EXERCISE OBJECTIVE — Extract all records. Keep each one exact.

MATERIAL PROVIDED —
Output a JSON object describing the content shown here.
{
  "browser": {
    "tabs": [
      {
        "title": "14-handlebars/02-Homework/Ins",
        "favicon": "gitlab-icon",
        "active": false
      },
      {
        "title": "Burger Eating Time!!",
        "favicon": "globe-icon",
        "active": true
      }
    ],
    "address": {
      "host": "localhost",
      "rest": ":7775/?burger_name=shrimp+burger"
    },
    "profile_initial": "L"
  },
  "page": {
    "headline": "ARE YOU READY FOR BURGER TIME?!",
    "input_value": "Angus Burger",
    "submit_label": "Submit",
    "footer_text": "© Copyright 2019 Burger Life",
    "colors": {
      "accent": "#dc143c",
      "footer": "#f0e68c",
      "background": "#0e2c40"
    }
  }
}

WRITTEN ANSWER —
Output a JSON object describing the content shown here.
{
  "browser": {
    "tabs": [
      {
        "title": "14-handlebars/02-Homework/Ins",
        "favicon": "gitlab-icon",
        "active": false
      },
      {
        "title": "Burger Eating Time!!",
        "favicon": "globe-icon",
        "active": true
      }
    ],
    "address": {
      "host": "localhost",
      "rest": ":7775/?burger_name=shrimp+burger"
    },
    "profile_initial": "L"
  },
  "page": {
    "headline": "ARE YOU READY FOR BURGER TIME?!",
    "input_value": "Angus Burger",
    "submit_label": "Submit",
    "footer_text": "© Copyright 2019 Burger Life",
    "colors": {
      "accent": "#dc143c",
      "footer": "#f0e68c",
      "background": "#0e2c40"
    }
  }
}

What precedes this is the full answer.